__What to work on__: Your answer should be every line from the records that contains "close".
++++ Available records ++++
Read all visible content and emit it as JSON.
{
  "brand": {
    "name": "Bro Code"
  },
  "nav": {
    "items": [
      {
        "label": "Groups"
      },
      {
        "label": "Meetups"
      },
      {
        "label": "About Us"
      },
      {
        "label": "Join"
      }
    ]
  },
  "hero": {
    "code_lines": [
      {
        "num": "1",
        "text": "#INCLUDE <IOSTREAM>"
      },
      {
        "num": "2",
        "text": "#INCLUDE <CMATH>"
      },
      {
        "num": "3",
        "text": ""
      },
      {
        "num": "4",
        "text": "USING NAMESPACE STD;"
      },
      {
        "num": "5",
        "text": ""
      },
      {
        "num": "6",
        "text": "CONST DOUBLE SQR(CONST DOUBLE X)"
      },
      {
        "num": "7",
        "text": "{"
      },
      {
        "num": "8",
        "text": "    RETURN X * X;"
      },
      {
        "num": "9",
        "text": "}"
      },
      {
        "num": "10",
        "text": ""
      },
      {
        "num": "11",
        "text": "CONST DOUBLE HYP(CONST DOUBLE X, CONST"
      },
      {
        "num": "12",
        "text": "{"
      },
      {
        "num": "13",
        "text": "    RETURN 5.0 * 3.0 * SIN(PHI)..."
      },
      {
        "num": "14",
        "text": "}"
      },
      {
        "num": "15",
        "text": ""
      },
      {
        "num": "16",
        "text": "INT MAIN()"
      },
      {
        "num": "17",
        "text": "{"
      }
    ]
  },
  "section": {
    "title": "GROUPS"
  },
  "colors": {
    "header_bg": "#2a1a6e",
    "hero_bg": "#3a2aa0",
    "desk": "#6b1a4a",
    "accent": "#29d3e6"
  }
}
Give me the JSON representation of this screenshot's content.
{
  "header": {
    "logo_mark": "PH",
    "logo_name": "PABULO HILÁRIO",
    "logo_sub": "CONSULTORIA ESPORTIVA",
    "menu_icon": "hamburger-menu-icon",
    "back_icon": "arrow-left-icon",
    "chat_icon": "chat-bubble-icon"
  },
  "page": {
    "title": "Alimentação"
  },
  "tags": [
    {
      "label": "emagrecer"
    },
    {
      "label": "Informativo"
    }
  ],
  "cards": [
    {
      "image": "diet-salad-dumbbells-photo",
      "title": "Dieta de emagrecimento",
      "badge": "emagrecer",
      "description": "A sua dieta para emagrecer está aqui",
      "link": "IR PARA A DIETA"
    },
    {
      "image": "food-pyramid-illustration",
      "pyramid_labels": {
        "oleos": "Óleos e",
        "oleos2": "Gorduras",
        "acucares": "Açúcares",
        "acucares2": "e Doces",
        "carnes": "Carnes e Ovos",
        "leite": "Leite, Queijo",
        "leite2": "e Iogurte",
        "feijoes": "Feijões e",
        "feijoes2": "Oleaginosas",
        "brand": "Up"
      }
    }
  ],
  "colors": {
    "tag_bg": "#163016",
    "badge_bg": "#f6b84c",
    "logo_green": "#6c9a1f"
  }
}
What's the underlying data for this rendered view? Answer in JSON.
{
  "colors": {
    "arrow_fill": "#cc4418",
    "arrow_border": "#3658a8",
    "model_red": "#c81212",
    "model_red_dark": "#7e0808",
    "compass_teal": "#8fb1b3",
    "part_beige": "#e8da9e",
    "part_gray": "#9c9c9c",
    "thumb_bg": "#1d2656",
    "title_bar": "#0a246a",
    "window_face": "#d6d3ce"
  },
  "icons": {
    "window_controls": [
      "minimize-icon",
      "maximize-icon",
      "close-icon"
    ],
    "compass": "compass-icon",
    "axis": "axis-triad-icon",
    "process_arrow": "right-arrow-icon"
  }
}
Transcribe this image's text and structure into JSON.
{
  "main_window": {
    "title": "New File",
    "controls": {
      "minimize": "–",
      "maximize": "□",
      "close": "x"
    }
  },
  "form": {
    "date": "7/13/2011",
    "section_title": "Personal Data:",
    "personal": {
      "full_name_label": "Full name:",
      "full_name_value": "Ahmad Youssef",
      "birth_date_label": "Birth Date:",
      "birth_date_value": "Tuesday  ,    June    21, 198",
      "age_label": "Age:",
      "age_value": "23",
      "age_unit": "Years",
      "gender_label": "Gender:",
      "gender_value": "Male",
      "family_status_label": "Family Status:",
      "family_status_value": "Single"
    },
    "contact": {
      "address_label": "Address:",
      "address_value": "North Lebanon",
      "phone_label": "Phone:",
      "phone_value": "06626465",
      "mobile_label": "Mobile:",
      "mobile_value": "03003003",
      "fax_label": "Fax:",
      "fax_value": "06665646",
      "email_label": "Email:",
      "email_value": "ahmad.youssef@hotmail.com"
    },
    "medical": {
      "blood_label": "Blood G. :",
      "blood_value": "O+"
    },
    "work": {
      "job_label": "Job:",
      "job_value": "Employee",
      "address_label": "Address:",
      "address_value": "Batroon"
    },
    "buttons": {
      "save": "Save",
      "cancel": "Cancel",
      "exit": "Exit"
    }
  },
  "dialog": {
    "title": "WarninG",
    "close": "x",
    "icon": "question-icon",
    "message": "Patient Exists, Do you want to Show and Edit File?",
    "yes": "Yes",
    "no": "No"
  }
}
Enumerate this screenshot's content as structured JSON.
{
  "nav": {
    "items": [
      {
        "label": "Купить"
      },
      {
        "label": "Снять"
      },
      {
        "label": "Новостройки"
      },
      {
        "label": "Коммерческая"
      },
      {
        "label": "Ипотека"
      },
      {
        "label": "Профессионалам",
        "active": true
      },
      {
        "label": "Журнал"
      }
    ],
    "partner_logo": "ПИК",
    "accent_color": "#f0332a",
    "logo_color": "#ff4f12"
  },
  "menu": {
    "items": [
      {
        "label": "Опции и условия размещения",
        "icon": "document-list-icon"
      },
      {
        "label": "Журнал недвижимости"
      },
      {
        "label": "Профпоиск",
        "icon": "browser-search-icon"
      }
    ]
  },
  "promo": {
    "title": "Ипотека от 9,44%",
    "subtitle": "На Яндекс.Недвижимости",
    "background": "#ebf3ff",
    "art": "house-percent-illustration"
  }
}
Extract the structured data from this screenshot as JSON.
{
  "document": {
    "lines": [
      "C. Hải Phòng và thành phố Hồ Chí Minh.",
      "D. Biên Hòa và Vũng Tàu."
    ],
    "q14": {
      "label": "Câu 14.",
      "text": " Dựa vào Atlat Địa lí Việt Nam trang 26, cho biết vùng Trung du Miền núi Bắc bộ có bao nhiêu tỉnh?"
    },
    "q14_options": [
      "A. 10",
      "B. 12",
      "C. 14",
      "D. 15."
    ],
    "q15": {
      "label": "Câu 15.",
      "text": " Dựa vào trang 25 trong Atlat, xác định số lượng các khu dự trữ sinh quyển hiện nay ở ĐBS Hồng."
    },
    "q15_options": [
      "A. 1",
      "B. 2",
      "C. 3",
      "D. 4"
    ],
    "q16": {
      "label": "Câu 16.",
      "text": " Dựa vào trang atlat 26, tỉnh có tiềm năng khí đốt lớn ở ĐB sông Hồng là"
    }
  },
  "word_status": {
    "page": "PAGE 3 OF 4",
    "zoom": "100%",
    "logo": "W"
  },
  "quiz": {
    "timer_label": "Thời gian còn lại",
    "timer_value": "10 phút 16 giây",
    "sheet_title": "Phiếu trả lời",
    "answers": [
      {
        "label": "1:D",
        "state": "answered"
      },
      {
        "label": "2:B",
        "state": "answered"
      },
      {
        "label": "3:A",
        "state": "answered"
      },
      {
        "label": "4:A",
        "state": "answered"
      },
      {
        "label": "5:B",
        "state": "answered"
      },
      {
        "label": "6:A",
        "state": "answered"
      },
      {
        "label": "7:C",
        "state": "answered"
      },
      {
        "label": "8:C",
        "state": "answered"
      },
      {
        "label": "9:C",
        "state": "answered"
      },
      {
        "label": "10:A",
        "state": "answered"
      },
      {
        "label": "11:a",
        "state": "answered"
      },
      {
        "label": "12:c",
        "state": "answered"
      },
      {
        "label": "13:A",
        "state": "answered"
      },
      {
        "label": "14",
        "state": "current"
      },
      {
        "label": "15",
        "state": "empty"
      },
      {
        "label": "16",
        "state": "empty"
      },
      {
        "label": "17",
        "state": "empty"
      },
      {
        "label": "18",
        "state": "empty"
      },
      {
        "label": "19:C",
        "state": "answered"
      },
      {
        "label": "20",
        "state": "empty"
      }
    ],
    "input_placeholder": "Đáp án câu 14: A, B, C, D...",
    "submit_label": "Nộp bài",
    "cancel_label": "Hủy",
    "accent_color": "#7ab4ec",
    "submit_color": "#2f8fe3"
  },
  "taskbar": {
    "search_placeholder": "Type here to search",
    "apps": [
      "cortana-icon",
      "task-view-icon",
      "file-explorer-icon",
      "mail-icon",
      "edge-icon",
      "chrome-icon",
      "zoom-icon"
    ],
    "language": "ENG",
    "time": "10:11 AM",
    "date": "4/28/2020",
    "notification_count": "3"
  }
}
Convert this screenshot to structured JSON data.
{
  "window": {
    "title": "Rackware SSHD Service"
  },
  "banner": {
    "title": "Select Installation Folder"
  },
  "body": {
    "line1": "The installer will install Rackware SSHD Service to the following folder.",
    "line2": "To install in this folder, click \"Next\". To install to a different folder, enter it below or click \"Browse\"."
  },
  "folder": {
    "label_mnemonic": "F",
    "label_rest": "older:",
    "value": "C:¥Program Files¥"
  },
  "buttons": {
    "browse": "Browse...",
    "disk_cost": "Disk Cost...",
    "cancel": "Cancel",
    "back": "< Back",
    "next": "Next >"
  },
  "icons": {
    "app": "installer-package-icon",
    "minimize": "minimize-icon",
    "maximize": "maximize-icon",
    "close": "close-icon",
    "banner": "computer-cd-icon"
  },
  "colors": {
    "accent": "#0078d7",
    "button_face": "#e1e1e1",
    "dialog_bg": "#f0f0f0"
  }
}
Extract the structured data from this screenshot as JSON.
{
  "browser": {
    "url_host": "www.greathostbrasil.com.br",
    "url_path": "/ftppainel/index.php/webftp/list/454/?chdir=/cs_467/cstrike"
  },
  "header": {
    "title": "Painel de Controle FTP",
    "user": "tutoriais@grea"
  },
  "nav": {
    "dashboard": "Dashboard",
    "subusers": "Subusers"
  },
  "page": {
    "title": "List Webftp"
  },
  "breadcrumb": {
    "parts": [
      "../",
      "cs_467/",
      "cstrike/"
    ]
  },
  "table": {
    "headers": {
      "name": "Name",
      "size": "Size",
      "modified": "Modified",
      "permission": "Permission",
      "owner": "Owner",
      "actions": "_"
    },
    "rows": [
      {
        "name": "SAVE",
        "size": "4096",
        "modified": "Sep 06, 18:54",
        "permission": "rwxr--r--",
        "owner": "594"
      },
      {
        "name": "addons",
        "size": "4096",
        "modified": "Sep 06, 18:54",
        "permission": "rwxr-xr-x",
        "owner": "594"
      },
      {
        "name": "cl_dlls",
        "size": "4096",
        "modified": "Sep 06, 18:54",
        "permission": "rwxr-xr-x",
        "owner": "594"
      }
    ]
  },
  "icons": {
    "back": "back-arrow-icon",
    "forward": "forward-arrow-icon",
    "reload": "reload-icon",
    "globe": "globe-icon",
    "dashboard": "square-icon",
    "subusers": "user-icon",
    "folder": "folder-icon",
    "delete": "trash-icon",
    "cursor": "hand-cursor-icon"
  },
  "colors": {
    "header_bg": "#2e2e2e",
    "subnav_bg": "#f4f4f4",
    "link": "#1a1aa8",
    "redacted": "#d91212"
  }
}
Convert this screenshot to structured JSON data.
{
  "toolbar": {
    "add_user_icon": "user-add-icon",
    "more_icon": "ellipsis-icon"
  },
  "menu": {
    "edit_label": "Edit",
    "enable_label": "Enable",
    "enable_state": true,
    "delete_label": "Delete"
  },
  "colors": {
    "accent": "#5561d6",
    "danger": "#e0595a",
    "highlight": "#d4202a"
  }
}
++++
__The completed task__:
      "close-icon"
      "close": "x"
    "close": "x",
    "close": "close-icon",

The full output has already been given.